A total of £3.94 billion of property wealth was unlocked through equity release last year, with £1.08 billion in the last three months, an unprecedented £136 per second. Equity release is popular – but is it actually a good idea for the over-55s?
In the past, equity-release schemes have been accused of ripping off the older generation, leaving them without a home or saddling their family with large debts.
Fortunately, the Equity Release Council now requires all its members’ products to adhere to four standards:
- No negative equity guarantee — meaning that even if the amount outstanding at the end exceeds the property’s value, the person’s estate will not be lumbered with the bill.
- The product can be ported to another suitable home.
- The right to remain in your property for life or until you move into care.
- Interest rates on lifetime mortgages must be fixed or capped.
What is equity release?
It is a fancy name for products that let the over-55s convert some of the wealth locked up in their property into a tax-free lump sum, to spend as they wish.
They could become a Bank of Mum and Dad to help their family buy a home of their own; they could fund their own property improvements; or they could splurge on a better lifestyle during retirement.
Lifetime mortgages are the most popular form of equity release in London, with take-up increasing by 12 per cent last year.

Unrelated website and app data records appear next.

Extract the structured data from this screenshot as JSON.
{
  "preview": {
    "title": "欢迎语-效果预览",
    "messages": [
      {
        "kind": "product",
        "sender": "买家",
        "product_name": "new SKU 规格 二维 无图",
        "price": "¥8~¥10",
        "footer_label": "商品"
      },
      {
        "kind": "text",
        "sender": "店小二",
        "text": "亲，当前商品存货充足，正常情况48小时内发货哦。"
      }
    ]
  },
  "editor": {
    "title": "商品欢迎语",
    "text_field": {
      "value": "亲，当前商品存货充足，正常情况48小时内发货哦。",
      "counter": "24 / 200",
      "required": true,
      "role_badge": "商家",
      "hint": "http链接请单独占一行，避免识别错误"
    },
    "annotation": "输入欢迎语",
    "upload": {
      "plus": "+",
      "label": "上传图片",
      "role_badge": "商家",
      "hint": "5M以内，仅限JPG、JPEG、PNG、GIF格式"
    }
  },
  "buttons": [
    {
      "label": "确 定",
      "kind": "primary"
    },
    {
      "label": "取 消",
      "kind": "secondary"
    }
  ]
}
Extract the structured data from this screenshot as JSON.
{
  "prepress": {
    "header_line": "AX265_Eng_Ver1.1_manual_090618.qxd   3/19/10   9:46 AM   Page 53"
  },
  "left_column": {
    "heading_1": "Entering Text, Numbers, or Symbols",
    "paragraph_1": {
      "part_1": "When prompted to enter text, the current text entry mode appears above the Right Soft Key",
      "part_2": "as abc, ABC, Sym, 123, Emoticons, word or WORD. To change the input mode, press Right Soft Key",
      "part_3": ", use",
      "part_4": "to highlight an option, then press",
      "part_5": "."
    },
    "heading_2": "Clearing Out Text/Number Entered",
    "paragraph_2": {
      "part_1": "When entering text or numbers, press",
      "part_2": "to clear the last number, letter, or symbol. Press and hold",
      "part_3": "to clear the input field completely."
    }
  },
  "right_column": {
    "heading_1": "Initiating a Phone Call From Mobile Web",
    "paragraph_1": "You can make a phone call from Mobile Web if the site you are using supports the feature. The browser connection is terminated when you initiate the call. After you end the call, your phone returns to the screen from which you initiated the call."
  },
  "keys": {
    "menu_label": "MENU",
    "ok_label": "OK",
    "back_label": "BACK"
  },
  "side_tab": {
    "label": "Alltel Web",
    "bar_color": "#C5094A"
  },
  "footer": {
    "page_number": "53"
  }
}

These products let homeowners who are aged 55-plus take out a mortgage on their property without needing to pay interest. However, that interest rolls up and is repaid when the homeowner, or their surviving partner, dies or goes into long-term care.
In the meantime, the homeowner retains ownership of the home, can often ring-fence some of its value as an inheritance and can have the flexibility to take additional lump sum payments at a later date, or pay off some of the interest to increase the amount they pass on.
The other option is a home reversion plan. The homeowner sells a percentage of their property at a discounted rate, while still being able to live there for the remainder of their life. Often these products have a minimum age requirement of 60 or 65.
Sandra, from Sidcup, used equity release to help her daughter and three grandchildren find somewhere to live.
“My daughter has been going through a difficult time recently and was struggling,” explains Sandra. “The whole process was a lot easier than I’d expected. I’ve already recommended equity release to friends. In my view, you should enjoy money while you’re still alive.”
What’s the catch?
While these schemes let you cash in some of the value of your home today, you will have to pay interest on the money released and this will affect your financial legacy.
Therefore it is essential you get independent advice and consider talking to your family before you proceed.
The interest rate on lifetime mortgages has fallen substantially in recent years but it is higher than standard mortgages.
For example, OneFamily’s best fixed rate for its lifetime mortgage on a loan of up to 30 per cent of your property’s value is 3.61 per cent. And because the interest payments get added to the loan, the loan amount grows quickly.
For example, if you withdrew £25,000 from your home at this interest rate, you would owe £35,000 after 10 years and £50,000 after 20.
If you needed a product with an interest rate nearer five per cent, your £25,000 loan amount would double in 15 years.
To reduce the speed at which your liability grows, consider using a drawdown lifetime mortgage.
Instead of taking out one big lump sum at the start, these products let you tap your property’s value for lump sums as you need them. While you may still withdraw the same amount over your lifetime, the interest you accrue will be less. Another option is to choose a product that lets you pay interest on your loan.
The Equity Release Council has 300 member firms and 900 individuals registered. Make sure your provider is one of them. And remember that being cash-rich rather than equity-rich can affect your entitlement to benefits.
Similarly, if you currently receive home care, funded to some extent by your local council, you may be asked to start paying for it, or to contribute more. Check out these issues first with a specialist adviser.
Equity release isn’t the only way to take a lump sum from your home — you could downsize instead.
Even after paying stamp duty and other moving fees, this could still be far cheaper as there is no new mortgage to accrue interest and the homeowner can release the full market value tied up in their home when they sell.
If you are thinking of equity release as a way to supplement your income, do a personal audit first.
Use Age UK’s benefits check (ageuk.org.uk) to see if you are entitled to extra help, and contact the Pension Tracing Service if you think you’re missing an income stream.
If your property is large, also consider renting out a room as you can earn up to £7,500 a year tax free — again, check if it affects your benefits.
Falling interest rates and better standards have seen equity release’s popularity soar.
It can be an easy way to get a tax-free sum to help family on to the property ladder or to see out your final days in luxury. But it is not for everyone. Take advice, take your time and shop around before you sign.